Leslie Julian Jones is known to light music enthusiasts as the composer of Postman’s Knock, but he created a body of music which has been unfairly neglected. Former BBC Producer Anthony Wills is working hard to make his music better known, and he recently provided us with an update on the restoration of Jones’ ‘lost’ musical "Queen For Sunday". Anthony reports: After many setbacks and delays we are finally ready to go into the studio and record a demo of Leslie Julian Jones’ Lost Musical for circulation to music publishers, musical theatre academies and operatic societies. The vocal score (running to 220 pages!) is finished and has been checked and re-checked. We are particularly thrilled to have secured the services of Richard Suart to play the role of Hi-Tee. Richard has just finished touring with Opera North in their productions of George Gershwin’s "Of Thee I Sing" and "Let ‘Em Eat Cake". He has a wealth of experience in Gilbert & Sullivan and other character roles. His latest CD, which he has recorded with soprano Catherine Bott and the New London Orchestra & Chorus under Ronald Corp, features the songs of neglected British composer Lionel Monckton (of "The Arcadians" fame) and is available on Hyperion Records. The 16-piece chorus is being drawn from the ranks of Capital Voices — Annie Skates’ first-class vocal ensemble, whose skills have been featured in such diverse settings as the Royal Variety Performance, The X Factor and Britain‘s Got Talent on TV, Radio 2 concerts with Andrew Lloyd Webber and Jerry Herman, recordings with Michael Ball and Elaine Paige, and Christmas concerts for Raymond Gubbay in the Royal Albert Hall. Other roles are being taken by Matt and Annie Lower and members of the English Concert Singers, who have just celebrated their 20th anniversary with a gala concert of works by Brahms and Vaughan Williams in the newly restored Birmingham Town Hall.

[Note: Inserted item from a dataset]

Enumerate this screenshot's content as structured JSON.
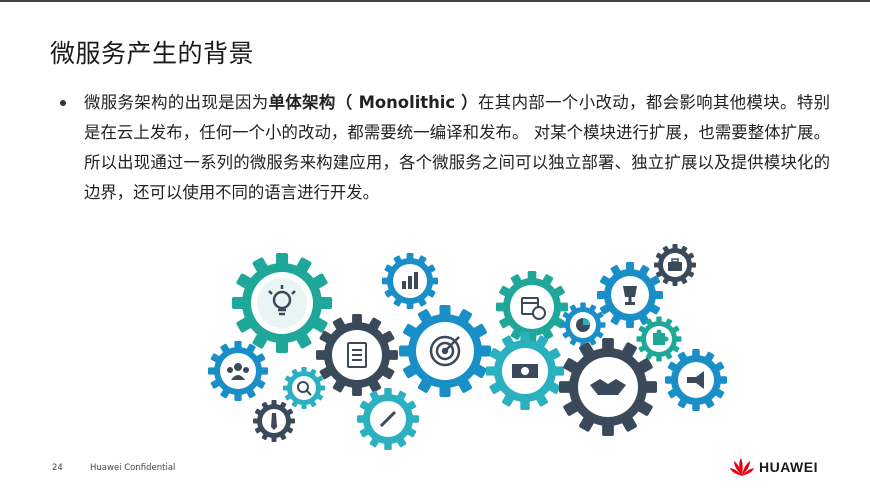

The pianist is Alexander Wells who is the official accompanist to the London Chorus and the Highgate Choral Society. The Musical Director is the former Principal Conductor of the BBC Radio Orchestra and City of Glasgow Philharmonic lain Sutherland, who has conducted West End shows as well as a series of classic Broadway shows recorded for BBC Radio 2. Recording will take place in Resident Studios London NW2 later this month (April 2009). The engineer is Mark Tucker who has worked in studios such as Lansdowne and CTS and is now freelance. Mark’s experience encompasses film soundtracks, jazz, West End cast and pop recordings. Even though the recording is with piano accompaniment rather than orchestra the costs are working out at approximately £32,000 so we have had to seek donations from sponsors.